[Your goal]:
Lift out each line of the data that holds "myLogin".

(Items from an interface collection)
##############################
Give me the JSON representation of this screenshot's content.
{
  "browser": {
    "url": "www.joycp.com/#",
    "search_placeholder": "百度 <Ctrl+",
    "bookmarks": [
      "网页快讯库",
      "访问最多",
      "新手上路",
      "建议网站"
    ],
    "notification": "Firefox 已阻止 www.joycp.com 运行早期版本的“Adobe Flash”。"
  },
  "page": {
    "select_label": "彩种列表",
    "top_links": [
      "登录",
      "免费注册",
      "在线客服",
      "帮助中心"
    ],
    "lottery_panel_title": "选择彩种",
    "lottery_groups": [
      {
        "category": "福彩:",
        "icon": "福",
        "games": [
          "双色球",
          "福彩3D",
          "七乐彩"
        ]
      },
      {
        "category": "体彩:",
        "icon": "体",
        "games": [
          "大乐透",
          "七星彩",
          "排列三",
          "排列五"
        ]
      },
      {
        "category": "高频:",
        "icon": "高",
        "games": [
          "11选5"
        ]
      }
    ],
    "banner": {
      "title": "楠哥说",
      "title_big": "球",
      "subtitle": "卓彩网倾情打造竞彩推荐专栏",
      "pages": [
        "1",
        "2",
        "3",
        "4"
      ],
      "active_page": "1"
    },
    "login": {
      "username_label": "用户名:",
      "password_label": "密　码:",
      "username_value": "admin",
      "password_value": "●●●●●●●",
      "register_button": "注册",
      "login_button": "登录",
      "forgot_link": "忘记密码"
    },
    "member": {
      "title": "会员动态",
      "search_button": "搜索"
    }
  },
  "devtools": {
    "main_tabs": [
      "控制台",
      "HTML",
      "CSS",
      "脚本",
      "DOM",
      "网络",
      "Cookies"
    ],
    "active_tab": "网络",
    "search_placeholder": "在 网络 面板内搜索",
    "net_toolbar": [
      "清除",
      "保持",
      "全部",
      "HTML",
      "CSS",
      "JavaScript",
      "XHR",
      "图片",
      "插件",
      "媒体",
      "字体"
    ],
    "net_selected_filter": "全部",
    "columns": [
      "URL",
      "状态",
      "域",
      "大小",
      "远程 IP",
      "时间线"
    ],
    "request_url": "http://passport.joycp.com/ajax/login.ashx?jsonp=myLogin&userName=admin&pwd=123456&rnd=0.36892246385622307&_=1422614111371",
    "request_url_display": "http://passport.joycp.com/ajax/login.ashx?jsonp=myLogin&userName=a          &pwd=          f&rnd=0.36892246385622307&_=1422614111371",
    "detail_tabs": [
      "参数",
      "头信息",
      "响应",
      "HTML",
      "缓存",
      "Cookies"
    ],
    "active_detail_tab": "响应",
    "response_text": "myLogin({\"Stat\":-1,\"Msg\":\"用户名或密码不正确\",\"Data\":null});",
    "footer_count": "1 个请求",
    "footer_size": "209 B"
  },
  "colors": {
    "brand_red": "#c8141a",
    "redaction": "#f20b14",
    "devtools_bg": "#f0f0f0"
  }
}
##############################
[The completed task]:
    "request_url": "http://passport.joycp.com/ajax/login.ashx?jsonp=myLogin&userName=admin&pwd=123456&rnd=0.36892246385622307&_=1422614111371",
    "request_url_display": "http://passport.joycp.com/ajax/login.ashx?jsonp=myLogin&userName=a          &pwd=          f&rnd=0.36892246385622307&_=1422614111371",
    "response_text": "myLogin({\"Stat\":-1,\"Msg\":\"用户名或密码不正确\",\"Data\":null});",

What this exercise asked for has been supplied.